That middle-class boy was a precursor, the shape of things to come. A whole generation of people imitating the street supremacy of the poor. Because the poor have got the style. But let us look below the surface of this shell-suit hoodedness. This also is not an original thing. In the same way that young black kids copy a kind of stumbling, mumbling patois – speaking in imitation of how many of their grandparents' Windrush generation may have spoken – they also take the garb of another.
That other is the inner city of New York, Chicago, Detroit and Los Angeles, where people die for their style. And style is a kind of dying anyway. Style wars mixed with oppression of a level that would make the black youth of England look anaemic.
Stop-and-search is not all that black people have to put up with in America. They have a police force geared up to prevent the use of water hydrants in the hot days of summer. The oppressiveness of the US political, social and racial system is the tinderbox that created the fashion you see on the streets of our riot-torn cities. This style, along with the music and the fashion and the attitude, has been exported and imitated down to a tee.
Even the way that young black people imitate the speech patterns and style of their elders who largely came over from Jamaica, the young inner-city blacks of the US imitate the Southern voices of their grandparents with their prosaic Dixie speak. All of this is style. All this is about identity. You need an identity.

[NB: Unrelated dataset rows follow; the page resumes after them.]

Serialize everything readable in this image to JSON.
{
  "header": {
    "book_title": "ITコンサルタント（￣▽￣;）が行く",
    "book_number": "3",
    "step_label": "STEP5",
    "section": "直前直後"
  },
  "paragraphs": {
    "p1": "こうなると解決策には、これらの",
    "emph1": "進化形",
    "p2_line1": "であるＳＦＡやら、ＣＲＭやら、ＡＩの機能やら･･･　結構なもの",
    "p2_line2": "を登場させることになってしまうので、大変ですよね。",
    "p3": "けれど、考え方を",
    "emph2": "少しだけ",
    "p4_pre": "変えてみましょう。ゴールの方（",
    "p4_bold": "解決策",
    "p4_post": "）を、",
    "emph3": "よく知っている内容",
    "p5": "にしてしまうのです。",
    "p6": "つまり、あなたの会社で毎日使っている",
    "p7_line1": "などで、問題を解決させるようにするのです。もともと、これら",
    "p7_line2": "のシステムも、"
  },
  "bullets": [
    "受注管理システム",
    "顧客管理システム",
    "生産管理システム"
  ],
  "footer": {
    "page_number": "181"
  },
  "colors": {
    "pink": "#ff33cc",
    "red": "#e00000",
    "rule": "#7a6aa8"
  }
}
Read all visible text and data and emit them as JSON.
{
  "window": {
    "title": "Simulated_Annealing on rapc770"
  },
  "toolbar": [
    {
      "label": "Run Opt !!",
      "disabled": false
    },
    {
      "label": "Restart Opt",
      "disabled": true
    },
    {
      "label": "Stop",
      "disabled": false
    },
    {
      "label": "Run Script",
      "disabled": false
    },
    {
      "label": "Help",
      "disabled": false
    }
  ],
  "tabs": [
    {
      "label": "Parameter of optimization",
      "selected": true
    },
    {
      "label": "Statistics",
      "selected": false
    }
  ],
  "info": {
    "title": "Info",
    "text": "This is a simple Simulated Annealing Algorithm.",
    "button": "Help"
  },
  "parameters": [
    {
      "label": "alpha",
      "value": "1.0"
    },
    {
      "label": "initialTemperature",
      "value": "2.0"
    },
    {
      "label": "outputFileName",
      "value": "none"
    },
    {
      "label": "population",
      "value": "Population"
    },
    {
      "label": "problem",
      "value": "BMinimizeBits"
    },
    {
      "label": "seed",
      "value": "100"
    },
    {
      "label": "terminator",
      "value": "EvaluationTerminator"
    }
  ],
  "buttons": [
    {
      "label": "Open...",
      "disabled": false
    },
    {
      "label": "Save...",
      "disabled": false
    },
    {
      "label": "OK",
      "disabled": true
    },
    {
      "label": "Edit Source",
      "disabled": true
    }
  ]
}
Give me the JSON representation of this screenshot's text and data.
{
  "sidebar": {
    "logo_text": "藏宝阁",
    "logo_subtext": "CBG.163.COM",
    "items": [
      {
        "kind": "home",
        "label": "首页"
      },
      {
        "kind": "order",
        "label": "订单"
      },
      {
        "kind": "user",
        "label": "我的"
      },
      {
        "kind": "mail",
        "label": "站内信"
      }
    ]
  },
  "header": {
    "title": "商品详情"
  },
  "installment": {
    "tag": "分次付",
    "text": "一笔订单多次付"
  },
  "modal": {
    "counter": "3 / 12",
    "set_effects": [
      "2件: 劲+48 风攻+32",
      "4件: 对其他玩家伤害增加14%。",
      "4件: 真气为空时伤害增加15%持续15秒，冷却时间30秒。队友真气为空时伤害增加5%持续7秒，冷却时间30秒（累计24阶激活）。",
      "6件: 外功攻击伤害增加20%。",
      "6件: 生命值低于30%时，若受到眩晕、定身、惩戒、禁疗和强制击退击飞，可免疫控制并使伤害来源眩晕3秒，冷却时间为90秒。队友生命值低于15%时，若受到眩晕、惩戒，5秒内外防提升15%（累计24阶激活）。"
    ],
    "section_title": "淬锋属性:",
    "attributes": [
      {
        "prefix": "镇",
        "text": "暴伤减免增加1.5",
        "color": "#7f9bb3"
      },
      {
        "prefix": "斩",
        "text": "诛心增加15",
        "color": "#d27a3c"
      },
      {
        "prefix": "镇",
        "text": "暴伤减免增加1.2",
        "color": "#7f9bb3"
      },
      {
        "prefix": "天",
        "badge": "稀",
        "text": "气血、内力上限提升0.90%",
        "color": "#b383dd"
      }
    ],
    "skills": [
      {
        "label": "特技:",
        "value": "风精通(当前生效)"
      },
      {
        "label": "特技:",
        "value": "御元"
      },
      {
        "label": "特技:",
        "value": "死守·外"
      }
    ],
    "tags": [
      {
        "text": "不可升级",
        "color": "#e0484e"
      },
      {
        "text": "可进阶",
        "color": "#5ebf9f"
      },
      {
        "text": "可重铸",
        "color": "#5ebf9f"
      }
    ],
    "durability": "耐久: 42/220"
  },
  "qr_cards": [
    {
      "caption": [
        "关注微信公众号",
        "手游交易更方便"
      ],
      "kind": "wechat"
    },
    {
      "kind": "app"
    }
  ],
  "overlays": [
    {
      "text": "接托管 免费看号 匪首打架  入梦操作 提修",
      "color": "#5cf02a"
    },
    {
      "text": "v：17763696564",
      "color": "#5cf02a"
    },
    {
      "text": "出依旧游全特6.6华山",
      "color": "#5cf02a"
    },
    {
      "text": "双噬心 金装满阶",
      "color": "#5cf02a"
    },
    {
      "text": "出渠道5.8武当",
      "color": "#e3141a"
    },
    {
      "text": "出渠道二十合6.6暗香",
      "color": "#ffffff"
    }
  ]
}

What we have to realise is that this supreme style is a form of social control that wards off social development and keeps people subdued and unable to rise to the occasion.
The only people who do well out of this kind of style oppression are the white people on the edge: the imitating young middle classes who can use it as an identity and call each other "bruv" from morning until night in their advertising jobs.
They wear tattoos, taking another inspiration from another oppressed culture: Latino prison and street culture.
If we are to get to the bottom of what has happened in our damaged streets, we need to look below the surface and see the oppressive fashion. And we need to see how this self-defeating world of outsider's uniforms may suit the fashion industry and the record industry, but is not good for our kids – black or white, inner city or leafy suburb. We have to break the power of this disgusting form of social control.
The author is one of the founders of 'The Big Issue'